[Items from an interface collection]
::::::

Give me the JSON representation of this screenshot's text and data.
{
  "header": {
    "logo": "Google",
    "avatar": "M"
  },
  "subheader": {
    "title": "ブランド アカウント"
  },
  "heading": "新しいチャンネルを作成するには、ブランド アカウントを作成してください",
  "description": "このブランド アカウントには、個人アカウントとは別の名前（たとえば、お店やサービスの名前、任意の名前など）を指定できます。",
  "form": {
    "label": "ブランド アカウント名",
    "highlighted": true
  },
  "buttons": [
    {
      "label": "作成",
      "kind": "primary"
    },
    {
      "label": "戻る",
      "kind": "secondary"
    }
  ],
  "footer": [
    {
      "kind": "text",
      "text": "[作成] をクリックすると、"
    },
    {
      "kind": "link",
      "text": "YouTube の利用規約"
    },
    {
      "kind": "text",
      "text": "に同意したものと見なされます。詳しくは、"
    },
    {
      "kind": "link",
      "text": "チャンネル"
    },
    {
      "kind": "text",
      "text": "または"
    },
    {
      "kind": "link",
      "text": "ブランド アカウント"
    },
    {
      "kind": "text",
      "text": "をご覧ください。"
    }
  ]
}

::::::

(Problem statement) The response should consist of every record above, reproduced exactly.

(Output below)
Give me the JSON representation of this screenshot's text and data.
{
  "header": {
    "logo": "Google",
    "avatar": "M"
  },
  "subheader": {
    "title": "ブランド アカウント"
  },
  "heading": "新しいチャンネルを作成するには、ブランド アカウントを作成してください",
  "description": "このブランド アカウントには、個人アカウントとは別の名前（たとえば、お店やサービスの名前、任意の名前など）を指定できます。",
  "form": {
    "label": "ブランド アカウント名",
    "highlighted": true
  },
  "buttons": [
    {
      "label": "作成",
      "kind": "primary"
    },
    {
      "label": "戻る",
      "kind": "secondary"
    }
  ],
  "footer": [
    {
      "kind": "text",
      "text": "[作成] をクリックすると、"
    },
    {
      "kind": "link",
      "text": "YouTube の利用規約"
    },
    {
      "kind": "text",
      "text": "に同意したものと見なされます。詳しくは、"
    },
    {
      "kind": "link",
      "text": "チャンネル"
    },
    {
      "kind": "text",
      "text": "または"
    },
    {
      "kind": "link",
      "text": "ブランド アカウント"
    },
    {
      "kind": "text",
      "text": "をご覧ください。"
    }
  ]
}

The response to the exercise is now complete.